Contamination of clinical specimens by Mycobacterium gordonae is a significant endemic problem in many laboratories. To investigate this problem, 84 cases at 1 hospital were retro-spectively identified during 20 months. The overall rate of specimen contamination was 2.4%, and 72 of the contaminated specimens were respiratory. A case-control comparison showed that the risk of respiratory specimen contamination was significantly increased if the specimen was expectorated (odds ratio [OR], 3.62; 95% confidence interval [CI], 1.36-9.50) or if the patient consumed fluids within 2 days before specimen collection (OR, 8.92; 95% CI, 1.40-71.20). Cultures of tap water, ice, and iced drinking water all yielded M. gordonae at 10−2-100 cfu/mL. A culture survey of consenting patients showed contamination of 8 (24%) of 34 sputum specimens collected immediately after a tap water mouth rinse. These findings demonstrate that endemic specimen contamination arises from mycobacteria in hospital tap water and ...
To the editor: We recently treated a patient with the acquired immunodeficiency syndrome and disseminated infection due to Mycobacterium gordonae. Infection with this organism has not previously been reported in association with the syndrome.. A 41-year-old man who abused intravenous drugs developed Pneumocystis carinii pneumonia in November 1981. He responded to treatment with intravenous sulfamethoxazole and trimethoprim. In July 1982 he developed esophageal candidiasis which was treated with ketoconazole. The next month, a sputum specimen showed acid-fast bacilli on stain. He was treated by his physician with isoniazid. In November 1982, because of persistent fever and weakness, a bone marrow ...
Tuberculosis was declared a global emergency by the WHO in 1993. Nevertheless, this infectious disease is still one of the most devastating bacterial diseases worldwide, with high rates of morbidity and mortality, and of increasing concern related to the emergence of MDR and XDR strains [15, 16]. Rational development of new anti-TB agents will benefit from the use of new approaches to understand the genetics and physiology of M. tuberculosis.

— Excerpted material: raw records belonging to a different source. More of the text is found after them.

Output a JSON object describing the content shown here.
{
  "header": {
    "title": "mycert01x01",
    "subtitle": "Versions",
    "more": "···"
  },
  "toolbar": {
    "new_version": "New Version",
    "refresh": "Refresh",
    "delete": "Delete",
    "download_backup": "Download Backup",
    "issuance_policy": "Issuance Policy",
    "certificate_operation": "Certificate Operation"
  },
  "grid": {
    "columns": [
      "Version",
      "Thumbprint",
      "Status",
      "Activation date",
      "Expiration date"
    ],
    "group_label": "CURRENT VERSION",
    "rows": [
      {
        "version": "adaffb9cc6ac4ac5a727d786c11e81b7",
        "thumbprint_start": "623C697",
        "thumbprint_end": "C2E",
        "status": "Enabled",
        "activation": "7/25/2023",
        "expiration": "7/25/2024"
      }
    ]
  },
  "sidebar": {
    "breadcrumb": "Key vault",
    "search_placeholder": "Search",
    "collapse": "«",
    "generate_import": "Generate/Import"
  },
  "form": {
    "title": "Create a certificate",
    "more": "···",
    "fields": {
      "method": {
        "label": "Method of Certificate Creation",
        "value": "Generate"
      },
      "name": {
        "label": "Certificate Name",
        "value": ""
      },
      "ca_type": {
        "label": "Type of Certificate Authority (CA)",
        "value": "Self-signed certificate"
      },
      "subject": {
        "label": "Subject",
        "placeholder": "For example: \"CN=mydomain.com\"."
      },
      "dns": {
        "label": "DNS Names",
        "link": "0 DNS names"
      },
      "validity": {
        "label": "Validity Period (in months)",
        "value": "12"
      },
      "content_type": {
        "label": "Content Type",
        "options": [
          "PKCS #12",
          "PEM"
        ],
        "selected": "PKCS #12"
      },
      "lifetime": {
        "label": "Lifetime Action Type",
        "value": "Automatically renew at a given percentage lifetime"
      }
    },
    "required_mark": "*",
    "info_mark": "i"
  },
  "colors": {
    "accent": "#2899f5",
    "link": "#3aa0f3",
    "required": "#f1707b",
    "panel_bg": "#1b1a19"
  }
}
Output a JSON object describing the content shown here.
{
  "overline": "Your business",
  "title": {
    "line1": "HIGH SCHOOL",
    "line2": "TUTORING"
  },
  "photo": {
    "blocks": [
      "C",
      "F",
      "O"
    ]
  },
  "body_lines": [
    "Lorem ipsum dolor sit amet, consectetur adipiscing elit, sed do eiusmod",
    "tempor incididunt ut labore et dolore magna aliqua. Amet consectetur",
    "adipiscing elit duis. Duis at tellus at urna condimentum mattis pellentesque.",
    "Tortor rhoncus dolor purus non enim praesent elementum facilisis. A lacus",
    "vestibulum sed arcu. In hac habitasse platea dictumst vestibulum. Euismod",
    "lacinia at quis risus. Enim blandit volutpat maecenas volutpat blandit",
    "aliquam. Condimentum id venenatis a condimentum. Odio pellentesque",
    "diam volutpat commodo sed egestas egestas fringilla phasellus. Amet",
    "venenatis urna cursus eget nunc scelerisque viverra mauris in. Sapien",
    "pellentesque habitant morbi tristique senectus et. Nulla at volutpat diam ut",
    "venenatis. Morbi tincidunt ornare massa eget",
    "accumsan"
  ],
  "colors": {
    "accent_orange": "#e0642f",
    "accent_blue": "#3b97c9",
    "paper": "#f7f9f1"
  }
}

The availability of the genome sequence of M. tuberculosis [17] and powerful genetic tools has provided valuable information about some potential drug targets. M. marinum [18] and M. smegmatis [19] are already used as model species to study the genetics and physiology of M. tuberculosis, and for drug discovery. The use of a new model strain for drug discovery could help identify to new targets and pathways involved in mycobacterial drug resistance. M. aurum is a fast-growing mycobacterium with a doubling time of ~3 h and does not require biosafety level 3 ...
Ethambutol: ethambutol, pyrazinamide, and ethionamide are synthetic chemicals used in treating tuberculosis. Isoniazid, ethionamide, and pyrazinamide are similar in structure to nicotinamide adenine dinucleotide (NAD), a coenzyme essential for several physiological processes. Ethambutol prevents the synthesis of mycolic acid, a